The films were certainly there; all they needed were people to watch them.
They showed up in droves.
The opening weekend of Pittsburgh’s Three Rivers Film Festival (the oldest and largest of its kind in the region) saw screenings of Oscar contenders, gala events, and presentations from festival circuit darlings and directors alike.
Philomena, starring Judi Dench in a role that is sure to garner another Best Actress nomination for the veteran actress at the upcoming Academy Awards, sold out its first screening over the weekend. Opening night films The Rocket and A Perfect Man drew similar praise and attendance as the festival continued its tradition of showcasing smaller films that the Pittsburgh market might not see during the their respective domestic release dates.
Unfortunately I was unable to secure a ticket to any of the opening night films, though I’ve heard only good things—especially for Philomena. Seeing as most of the films at the 3RFF are screening only a few months after their respective international festival premieres (many of the 3RFF films opened or played at Venice, Toronto, Telluride, and Cannes), the festival gives Pittsburghers an opportunity that’s rarely afforded; for two weeks we get to see films as they’re traveling the festival circuits and making the awards season rounds.
One of those films, Ingrid Veninger’s The Animal Project, first screened at Toronto in September. Veninger herself was on-hand for a screening at the Harris Theater downtown last night, seeming genuinely excited to bring herself to Pittsburgh on a festival tour.
“We’re on the festival circuit now, and it’s great to be in Pittsburgh,” she told the audience after the film concluded, and I was ecstatic to hear a filmmaker acknowledge that the city was truly a part of the film’s tour and not an obligatory offshoot.
Veninger’s film is an urban ennuist’s (can we make that a word?) dream come true. Her quiet examination of city life begins as observational and restrained, and she allows her characters to come to life with seamless effort by the film’s conclusion. It’s a sublime film that stands as one of the best of the festival (and, frankly, of 2013) so far.
It’s fantastic that a mid-sized market like Pittsburgh can play host to these films (many of which are international submissions in the upcoming Oscars’ Best Foreign Language Film category), and even more impressive that local audiences will show up to these things. So many people disregard Pittsburgh’s place in the art and film worlds, and 3RFF and its staff work tirelessly to bring quality entertainment to a public who are very much in-tune with the rest of the industry.
Over the weekend, I was also able to take in Claire Denis’ Bastards and Carolina Loyola Garcia’s documentary Sobre las Olas.

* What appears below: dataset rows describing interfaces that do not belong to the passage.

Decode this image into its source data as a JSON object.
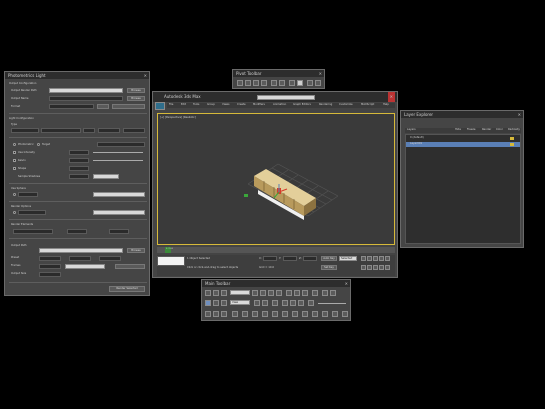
{
  "left_window": {
    "title": "Photometrics Light",
    "rows": {
      "r1": "Output Configuration",
      "r2": "Output Render Path",
      "r3": "Output Name",
      "r4": "Format",
      "r5": "Light Configuration",
      "r6": "Type",
      "r7": "Photometric",
      "r8": "Target",
      "r9": "Use Intensity",
      "r10": "Kelvin",
      "r11": "Shape",
      "r12": "Sample Shadows",
      "r13": "Use Sphere",
      "r14": "Render Options",
      "r15": "Render Elements",
      "r16": "Output Path",
      "r17": "Preset",
      "r18": "Frames",
      "r19": "Output Size"
    },
    "browse_label": "Browse",
    "render_label": "Render Selected"
  },
  "toolbar_top": {
    "title": "Pivot Toolbar"
  },
  "viewport_window": {
    "title": "Autodesk 3ds Max",
    "menu": [
      "File",
      "Edit",
      "Tools",
      "Group",
      "Views",
      "Create",
      "Modifiers",
      "Animation",
      "Graph Editors",
      "Rendering",
      "Customize",
      "MAXScript",
      "Help"
    ],
    "search_placeholder": "Type a keyword or phrase",
    "viewport_label": "[+] [Perspective] [Realistic]",
    "timeline_frame": "0 / 100",
    "status_selection": "1 Object Selected",
    "status_hint": "Click or click-and-drag to select objects",
    "x_label": "X:",
    "y_label": "Y:",
    "z_label": "Z:",
    "grid_label": "Grid = 10.0",
    "autokey_label": "Auto Key",
    "setkey_label": "Set Key",
    "selected_label": "Selected"
  },
  "layer_window": {
    "title": "Layer Explorer",
    "columns": [
      "Layers",
      "Hide",
      "Freeze",
      "Render",
      "Color",
      "Radiosity"
    ],
    "rows": [
      "0 (default)",
      "Layer001"
    ]
  },
  "toolbar_bottom": {
    "title": "Main Toolbar",
    "dropdown_value": "View"
  },
  "colors": {
    "accent_yellow": "#d6b93a",
    "timeline_green": "#3c8a3a",
    "selection_blue": "#5a7fb5"
  }
}
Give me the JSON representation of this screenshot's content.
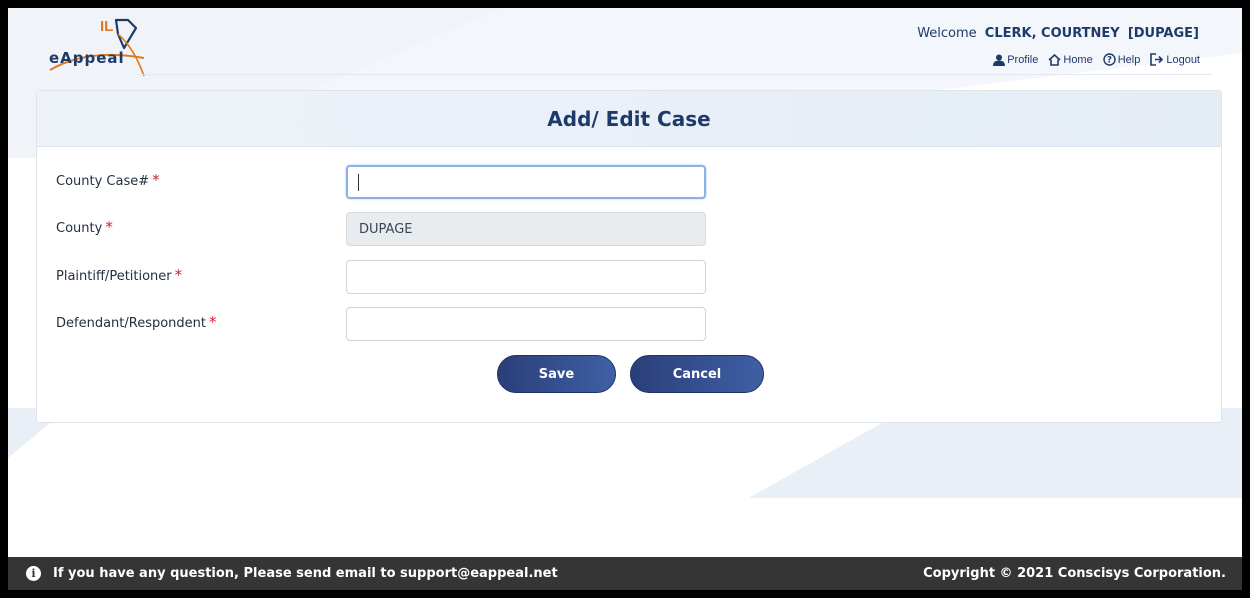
{
  "header": {
    "logo_mark": "IL",
    "logo_text": "eAppeal",
    "welcome_label": "Welcome",
    "user": "CLERK, COURTNEY",
    "county_tag": "[DUPAGE]",
    "links": {
      "profile": "Profile",
      "home": "Home",
      "help": "Help",
      "logout": "Logout"
    }
  },
  "card": {
    "title": "Add/ Edit Case"
  },
  "form": {
    "county_case": {
      "label": "County Case#",
      "required": "*",
      "value": ""
    },
    "county": {
      "label": "County",
      "required": "*",
      "value": "DUPAGE"
    },
    "plaintiff": {
      "label": "Plaintiff/Petitioner",
      "required": "*",
      "value": ""
    },
    "defendant": {
      "label": "Defendant/Respondent",
      "required": "*",
      "value": ""
    }
  },
  "buttons": {
    "save": "Save",
    "cancel": "Cancel"
  },
  "footer": {
    "message": "If you have any question, Please send email to support@eappeal.net",
    "copyright": "Copyright © 2021 Conscisys Corporation."
  },
  "colors": {
    "brand_navy": "#1e3a6b",
    "brand_orange": "#e07a1f",
    "required_red": "#d0202e",
    "footer_bg": "#353535"
  }
}
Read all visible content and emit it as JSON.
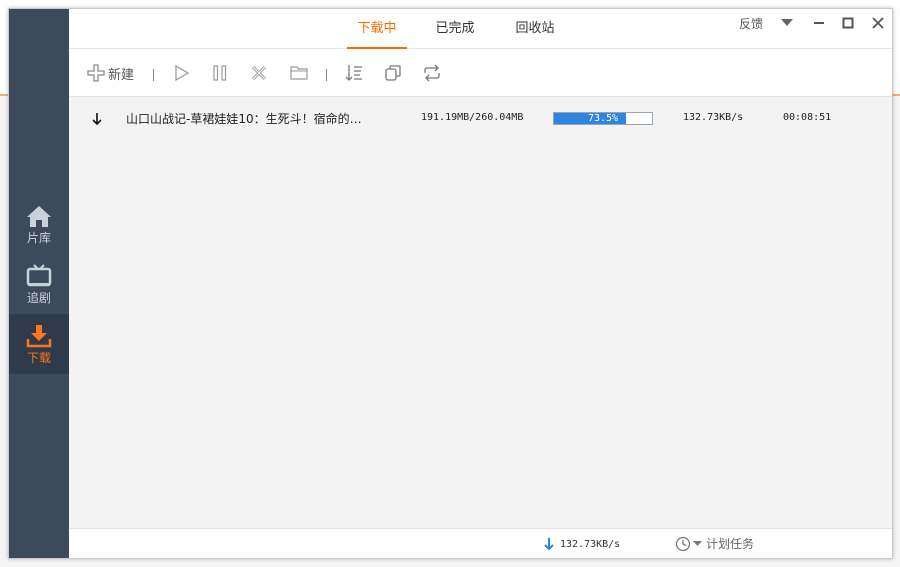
{
  "colors": {
    "accent": "#ff6a00",
    "sidebar_bg": "#3c4a5c",
    "progress_fill": "#2f86e0"
  },
  "sidebar": {
    "items": [
      {
        "label": "片库",
        "icon": "home-icon",
        "active": false
      },
      {
        "label": "追剧",
        "icon": "tv-icon",
        "active": false
      },
      {
        "label": "下载",
        "icon": "download-icon",
        "active": true
      }
    ]
  },
  "header": {
    "tabs": [
      {
        "label": "下载中",
        "active": true
      },
      {
        "label": "已完成",
        "active": false
      },
      {
        "label": "回收站",
        "active": false
      }
    ],
    "feedback_label": "反馈"
  },
  "toolbar": {
    "new_label": "新建",
    "icons": [
      "plus-icon",
      "play-icon",
      "pause-icon",
      "delete-icon",
      "folder-icon",
      "sort-icon",
      "copy-icon",
      "repeat-icon"
    ]
  },
  "downloads": [
    {
      "title": "山口山战记-草裙娃娃10：生死斗！宿命的…",
      "size": "191.19MB/260.04MB",
      "progress": 0.735,
      "progress_text": "73.5%",
      "speed": "132.73KB/s",
      "remaining": "00:08:51"
    }
  ],
  "statusbar": {
    "total_speed": "132.73KB/s",
    "schedule_label": "计划任务"
  }
}
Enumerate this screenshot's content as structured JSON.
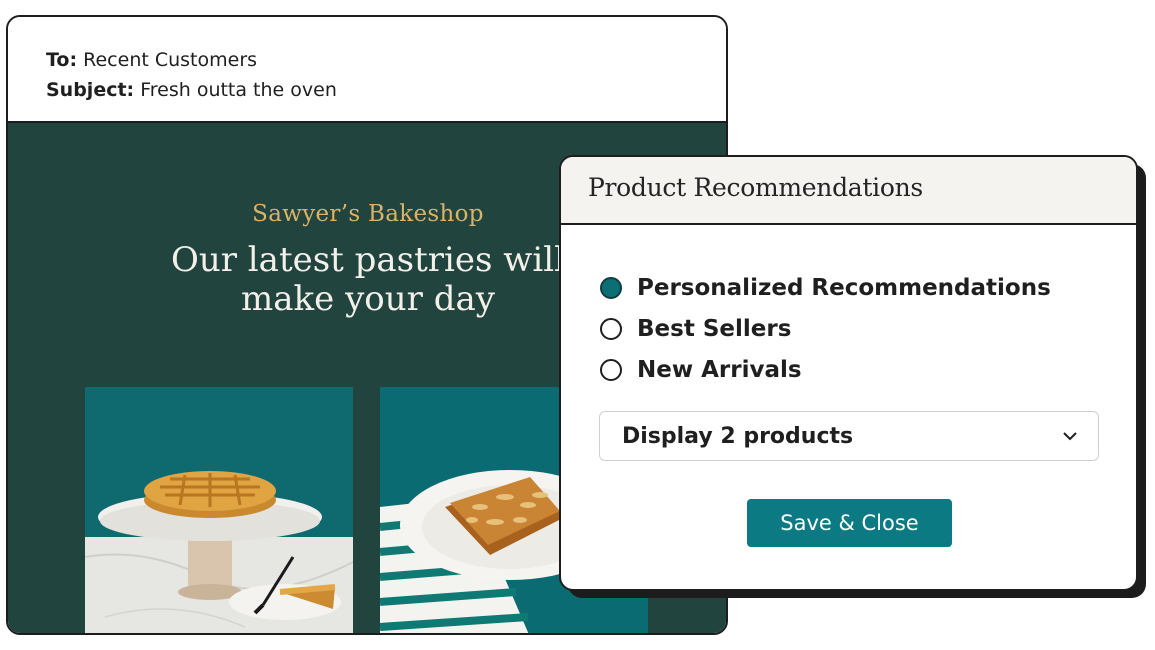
{
  "email": {
    "to_label": "To:",
    "to_value": "Recent Customers",
    "subject_label": "Subject:",
    "subject_value": "Fresh outta the oven",
    "shop_name": "Sawyer’s Bakeshop",
    "headline_line1": "Our latest pastries will",
    "headline_line2": "make your day",
    "images": [
      "pie-on-cake-stand-icon",
      "almond-pastry-on-plate-icon"
    ],
    "colors": {
      "body_bg": "#22443f",
      "shop_name": "#d8b46a",
      "headline": "#f3f0ea"
    }
  },
  "dialog": {
    "title": "Product Recommendations",
    "options": [
      {
        "label": "Personalized Recommendations",
        "selected": true
      },
      {
        "label": "Best Sellers",
        "selected": false
      },
      {
        "label": "New Arrivals",
        "selected": false
      }
    ],
    "select_value": "Display 2 products",
    "select_icon": "chevron-down-icon",
    "save_label": "Save & Close",
    "colors": {
      "accent": "#0b7a82",
      "radio_checked": "#0b6f76"
    }
  }
}
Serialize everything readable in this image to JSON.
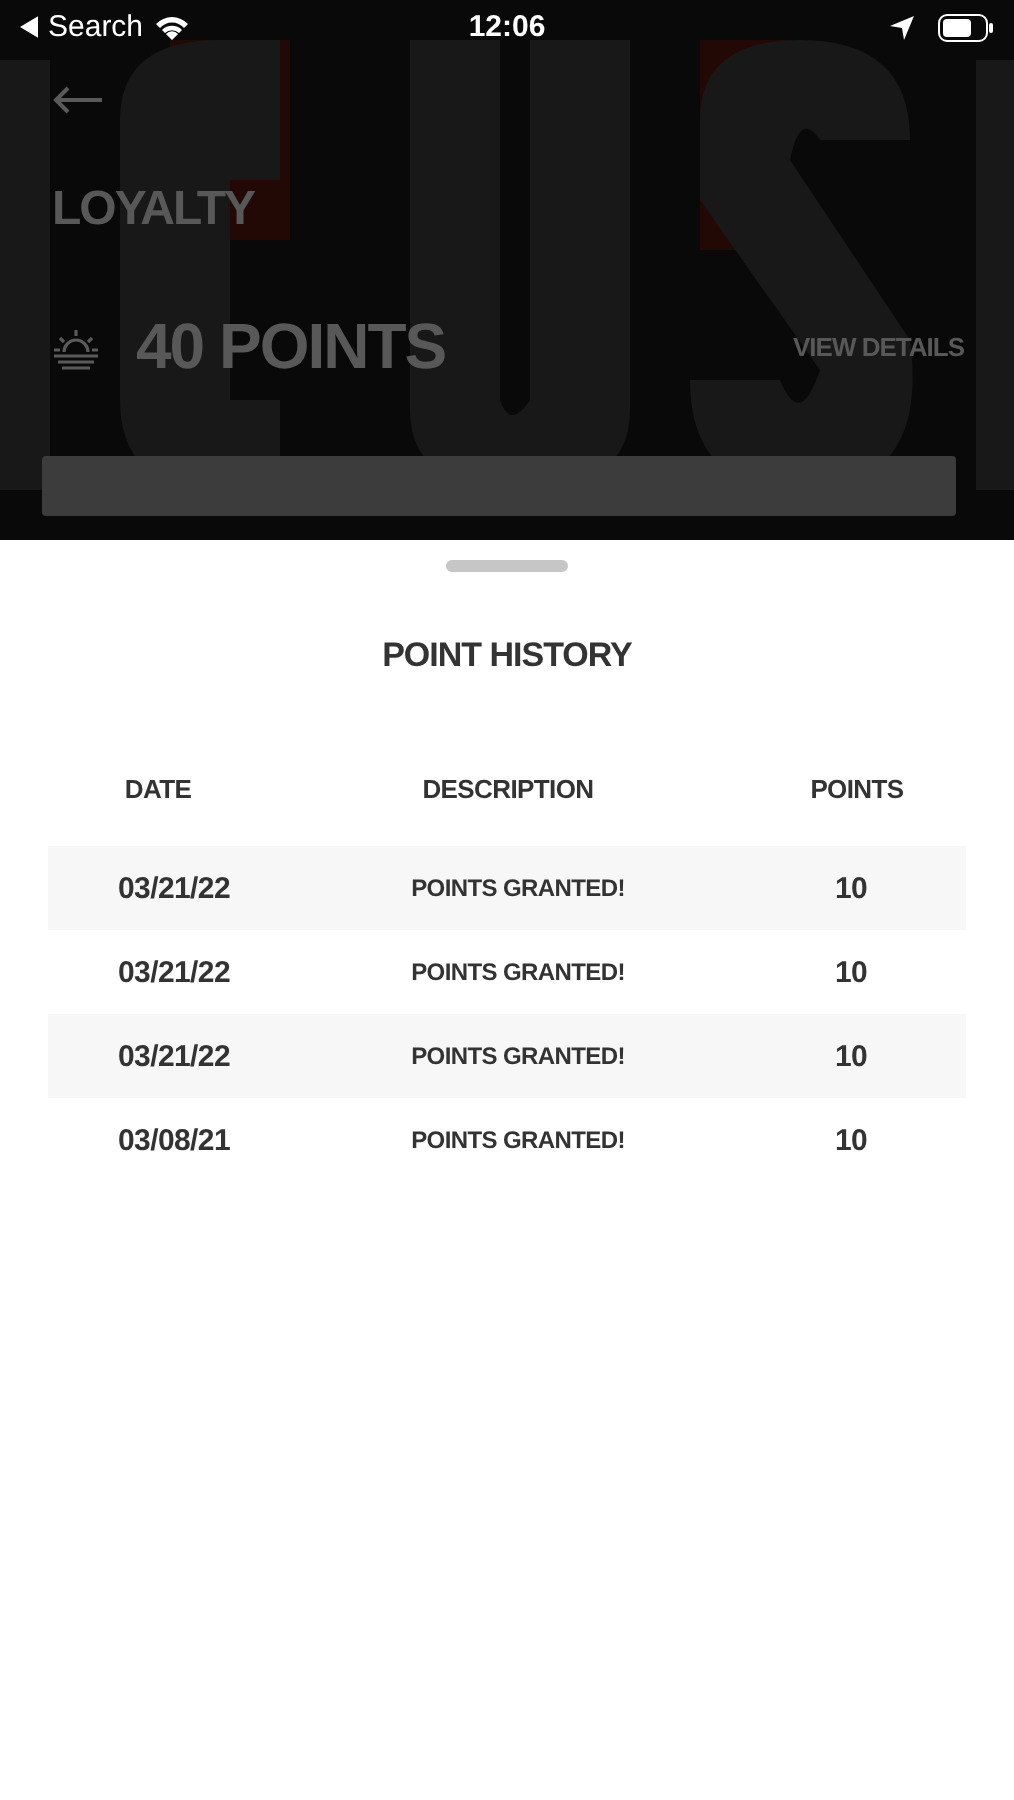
{
  "status_bar": {
    "back_label": "Search",
    "time": "12:06"
  },
  "header": {
    "title": "LOYALTY",
    "points": "40 POINTS",
    "details_link": "VIEW DETAILS"
  },
  "sheet": {
    "title": "POINT HISTORY",
    "table": {
      "columns": [
        "DATE",
        "DESCRIPTION",
        "POINTS"
      ],
      "rows": [
        {
          "date": "03/21/22",
          "description": "POINTS GRANTED!",
          "points": "10"
        },
        {
          "date": "03/21/22",
          "description": "POINTS GRANTED!",
          "points": "10"
        },
        {
          "date": "03/21/22",
          "description": "POINTS GRANTED!",
          "points": "10"
        },
        {
          "date": "03/08/21",
          "description": "POINTS GRANTED!",
          "points": "10"
        }
      ]
    }
  }
}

Bastards is a challenging work that’s enjoyable in its earnestness and restless urgency, even if it is a bit opaque. I’ve seen none of Denis’ other films, so I’m not entirely familiar with her style (though I know she’s quite popular). I was a little put off by the unnecessary complication of the plot by mere intentional withholding of information and odd, subversive structuring. A simple story can benefit from such a structure if that structure compliments some other aspect of the film (I think immediately of Memento’s narrative mirroring the protagonist’s short-term memory), but here it seems merely jumbled for jumbledness’ sake.
The first half of the film meanders around a confusing cast of characters with even more confusing (and forced) interconnectivity. The film hits its stride once the pieces start falling into place, and its conclusion is fantastic, wrapping the package up nicely and giving meaning and justification to the film’s earlier disjointed composition.
Without giving too much away, I’ll say that seeing the focal character, Raphaelle, more or less “killing” the part of herself that succumbed to the lustful desires she’s ashamed of is the film’s girthiest moment. She has found a comfortable life for herself and sacrificed her gut feelings to settle into a compromised life for the sake of continuing familiarity. She’s a despicable character, but fabulously painted by Denis.
There are tons of interesting parallels within the film as well, particularly between Raphaelle and her lover’s niece, Justine, who sees no clear path for her life and actively seeks out and indulges in any compulsive desire that crosses her mind. She is bare, free, and harnesses control in her insistence to let go of it.
Sobre las Olas, on the other hand, is a beautiful love letter to the under-represented art of Flamenco dancing in the United States. While the film paints an aesthetically rich portrait of its subject, Garcia’s direction as a documentary filmmaker could benefit from subtle refinement. She clearly loves her subject and harbors intense admiration for the talking heads that appear in her film, but that love isn’t restrained; she allows her subjects to prattle on and on about the same topic—some cuts with individuals last from 5-10 minutes—boiling down to a bulk of the film showing a dozen different ways to say “I love Flamenco.”
What’s really special about this year’s festival is its representation of female filmmakers. The films I saw this past week were helmed by women from various corners of the world. Veninger, Garcia, and Denis hail from separate corners, bringing their art in a convergence of voices and backgrounds at the 3RFF. Where mainstream studios rarely produce works from female directors, the independent world teems with women filmmakers creating quality product.
The 3RFF continues through November 23rd.
Tickets and screening locations can be found at http://3rff.com/